The Resilience Strategy Development Process
The development of a Resilience Strategy is a hallmark of 100RC’s partnership with cities. The Strategies articulate a city’s long-term challenges, vision, and priorities, as well as specific initiatives for implementation that will have a positive impact on the lives and livelihoods of citizens.
100RC created a unique Resilience Strategy development process to help cities, partners, and citizens understand and address their shocks and stresses in a comprehensive way, and develop a series of actionable initiatives that will make their cities stronger and better able to adapt, thrive, and grow. Perhaps most importantly, the Strategy development process itself helps the city build resilience by entrenching a practice of integrated, inclusive, risk-aware, and forward-looking planning.
The process is led by a city’s Chief Resilience Officer, a senior municipal official tasked with breaking down silos and helping transform how cities understand their risks and plan for the future. To-date, 100RC member cities have appointed nearly 80 CROs around the globe. These diverse and dynamic leaders represent the vanguard of the resilience practice and are driving change in some of the world’s most complex cities. 100RC typically provides seed funding for this position for just two years, with the goal that doing so will catalyze longer-term change.
Thus far, nearly all of our cities have continued to fund and institutionalize their CRO offices after the 100RC grant period, proving the CRO’s office to be an integral part of city government in the 21st century and in building the capacity of cities to prepare for the future.
Another core component of the 100RC Strategy development process is our member city Network, comprised of all our global CROs. Not only does the Network allow our cities to cross-pollinate best practices and new ideas, but by having 100 disparate cities around the world adopt a common Resilience Strategy development process and CRO role, we are creating a shared language and experience base, and building a cohesive global practice of resilience. The Network enables different cities, partners, and other practitioners to inform each other’s work, solve problems collectively, and catalyze further action.

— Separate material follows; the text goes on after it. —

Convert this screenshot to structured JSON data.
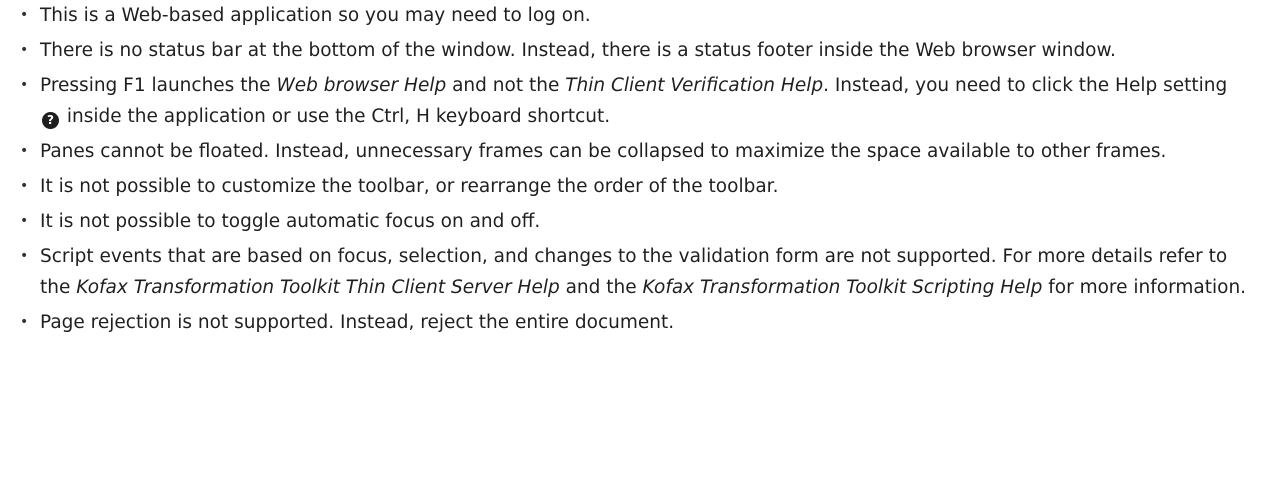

Deep and meaningful dialogue with citizens and stakeholders is a critical aspect of creating a Resilience Strategy. Too often, the voices of residents, especially the most vulnerable, aren’t integrated into city actions. Because the poor and vulnerable are also often disproportionately impacted by shocks and stresses, their perspective must inform the creation of the policies and programs that will affect them. To date, our cities have engaged more than 1,300 local community groups in the resilience planning process, ensuring citizen voice in and ownership of the resilience agenda. In Boston, CRO Dr. Atyia Martin embarked on a monumental campaign of stakeholder engagement to inform the city’s Resilience Strategy, including by riding on city buses and interviewing passengers. Overall, her office engaged with nearly 12,000 residents, on topics ranging from racial equity to housing affordability to mental health to the impacts of climate change. Her commitment to gathering insights from the community led to the Strategy’s unique emphasis on racial equity as integral to the city’s future development.
In sum, a Chief Resilience Officer, a Network of member cities, a Platform of Partners, and a foundation of community engagement are all key elements of the 100RC process. The Resilience Strategy development process creates new insights, partnerships, and approaches, and entails a holistic analysis of a city’s capacities, strengths, weaknesses and risks. The connections created during the process will raise awareness, spur investment, stimulate new tools, partnerships, and financing for implementation in each city, and collectively catalyze a global movement to build urban resilience.